Criteria for Chemical Reaction Equilibrium
The general criterion for thermodynamic equilibrium was derived in section 6.3 as:
As already explained, the above equation implies that if a closed system undergoes a process of change while being under thermal and mechanical equilibrium, for all incremental changes associated with the compositions of each species, the total Gibbs free energy of the system would decrease. At complete equilibrium the equality sign holds; or, in other words, the Gibbs free energy of the system corresponds to the minimum value possible under the constraints of constant (and uniform) temperature and pressure. Since the criterion makes no assumptions as to the nature of the system in terms of the number of species or phases, or if reactions take place between the species, it may also be applied to determine a specific criterion for a reactive system under equilibrium.
As has been explained in the opening a paragraph of this chapter, at the initial state of a reaction, when the reactants are brought together a state of non-equilibrium ensues as reactants begin undergoing progressive transformation to products. However, a state of equilibrium must finally attain when the rates of forward and backward reactions equalize. Under such a condition, no further change in the composition of the residual reactants or products formed occurs. However, if we consider this particular state, we may conclude that while in a macroscopic sense the system is in a state of static equilibrium, in the microscopic sense there is dynamic equilibrium as reactants convert to products and vice versa. Thus the system is subject to minute fluctuations of concentrations of each species.

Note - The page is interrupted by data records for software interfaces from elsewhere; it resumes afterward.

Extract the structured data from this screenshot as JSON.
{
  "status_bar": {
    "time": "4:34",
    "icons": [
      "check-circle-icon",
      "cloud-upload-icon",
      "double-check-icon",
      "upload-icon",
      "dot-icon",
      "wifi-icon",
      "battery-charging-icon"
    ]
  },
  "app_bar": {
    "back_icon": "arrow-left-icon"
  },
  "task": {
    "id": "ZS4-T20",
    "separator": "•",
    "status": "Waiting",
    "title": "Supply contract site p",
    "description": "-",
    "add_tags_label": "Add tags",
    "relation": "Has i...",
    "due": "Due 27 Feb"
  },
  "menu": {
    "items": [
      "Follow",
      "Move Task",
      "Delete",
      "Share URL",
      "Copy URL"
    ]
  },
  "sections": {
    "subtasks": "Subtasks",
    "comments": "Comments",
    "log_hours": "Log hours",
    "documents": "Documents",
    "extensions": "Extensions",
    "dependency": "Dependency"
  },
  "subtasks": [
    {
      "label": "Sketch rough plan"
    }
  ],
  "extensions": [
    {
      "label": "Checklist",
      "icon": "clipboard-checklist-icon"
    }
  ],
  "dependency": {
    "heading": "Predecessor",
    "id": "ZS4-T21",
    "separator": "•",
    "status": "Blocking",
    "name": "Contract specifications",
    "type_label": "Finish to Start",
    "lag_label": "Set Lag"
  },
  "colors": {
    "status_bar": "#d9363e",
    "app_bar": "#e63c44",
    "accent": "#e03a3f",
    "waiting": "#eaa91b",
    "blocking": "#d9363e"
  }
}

However, by the necessity of maintenance of the dynamic equilibrium the system always returns to the state of stable thermodynamic equilibrium. In a macroscopic sense then the system remains under the under equilibrium state described by eqn. 6.36b. It follows that in a reactive system at the state of chemical equilibrium the Gibbs free energy is minimum subject to the conditions of thermal and mechanical equilibrium.
The above considerations hold regardless of the number of reactants or the reactions occurring in the system. Since the reaction co-ordinate is the single parameter that relates the compositions of all the species, the variation of the total Gibbs free energy of the system as a function of the reaction coordinate may be shown schematically as in fig. 8.3; here ξ e is the value of the reaction co-ordinate at equilibrium.
Fig. 8.3 Variation of system Gibbs free energy with equilibrium conversion